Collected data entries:
*** Begin section ***

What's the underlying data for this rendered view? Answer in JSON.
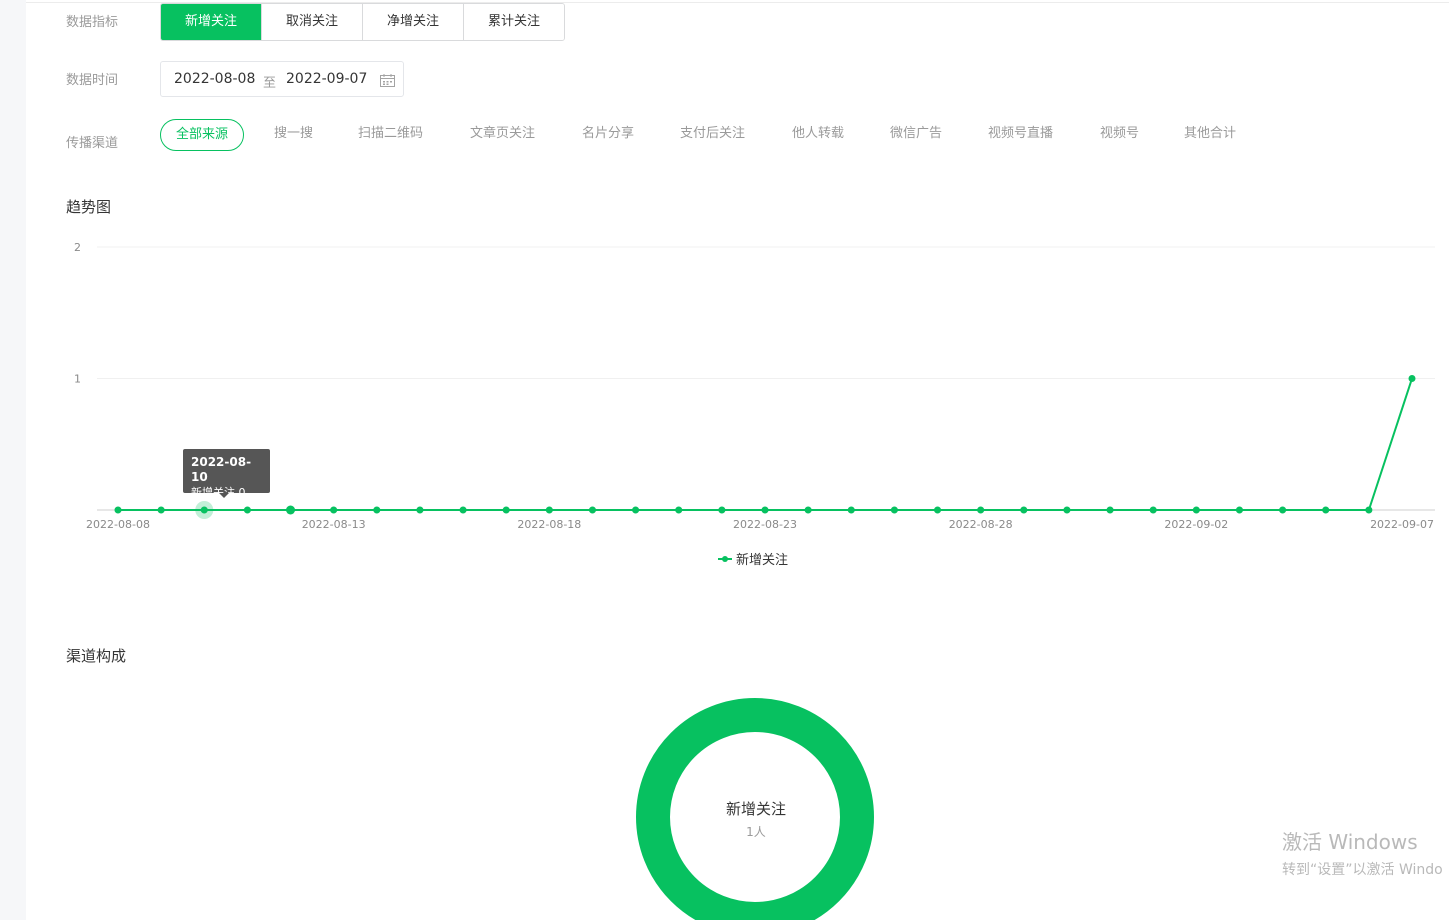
{
  "filters": {
    "metric_label": "数据指标",
    "metrics": [
      "新增关注",
      "取消关注",
      "净增关注",
      "累计关注"
    ],
    "active_metric": 0,
    "date_label": "数据时间",
    "date_start": "2022-08-08",
    "date_sep": "至",
    "date_end": "2022-09-07",
    "channel_label": "传播渠道",
    "channels": [
      "全部来源",
      "搜一搜",
      "扫描二维码",
      "文章页关注",
      "名片分享",
      "支付后关注",
      "他人转载",
      "微信广告",
      "视频号直播",
      "视频号",
      "其他合计"
    ],
    "active_channel": 0
  },
  "trend": {
    "title": "趋势图",
    "tooltip": {
      "date": "2022-08-10",
      "text": "新增关注 0"
    },
    "legend": "新增关注"
  },
  "composition": {
    "title": "渠道构成",
    "center_name": "新增关注",
    "center_value": "1人"
  },
  "watermark": {
    "line1": "激活 Windows",
    "line2": "转到“设置”以激活 Windo"
  },
  "colors": {
    "accent": "#07c160",
    "tooltip_bg": "#565656"
  },
  "chart_data": [
    {
      "type": "line",
      "x": [
        "2022-08-08",
        "2022-08-09",
        "2022-08-10",
        "2022-08-11",
        "2022-08-12",
        "2022-08-13",
        "2022-08-14",
        "2022-08-15",
        "2022-08-16",
        "2022-08-17",
        "2022-08-18",
        "2022-08-19",
        "2022-08-20",
        "2022-08-21",
        "2022-08-22",
        "2022-08-23",
        "2022-08-24",
        "2022-08-25",
        "2022-08-26",
        "2022-08-27",
        "2022-08-28",
        "2022-08-29",
        "2022-08-30",
        "2022-08-31",
        "2022-09-01",
        "2022-09-02",
        "2022-09-03",
        "2022-09-04",
        "2022-09-05",
        "2022-09-06",
        "2022-09-07"
      ],
      "x_tick_labels": [
        "2022-08-08",
        "2022-08-13",
        "2022-08-18",
        "2022-08-23",
        "2022-08-28",
        "2022-09-02",
        "2022-09-07"
      ],
      "series": [
        {
          "name": "新增关注",
          "values": [
            0,
            0,
            0,
            0,
            0,
            0,
            0,
            0,
            0,
            0,
            0,
            0,
            0,
            0,
            0,
            0,
            0,
            0,
            0,
            0,
            0,
            0,
            0,
            0,
            0,
            0,
            0,
            0,
            0,
            0,
            1
          ]
        }
      ],
      "ylim": [
        0,
        2
      ],
      "y_ticks": [
        "1",
        "2"
      ],
      "grid": true,
      "legend_position": "bottom-center",
      "highlighted_x": "2022-08-10"
    },
    {
      "type": "pie",
      "categories": [
        "新增关注"
      ],
      "values": [
        1
      ],
      "hole": true
    }
  ]
}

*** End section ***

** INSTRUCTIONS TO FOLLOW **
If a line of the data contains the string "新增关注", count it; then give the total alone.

** EXERCISE ANSWER **
6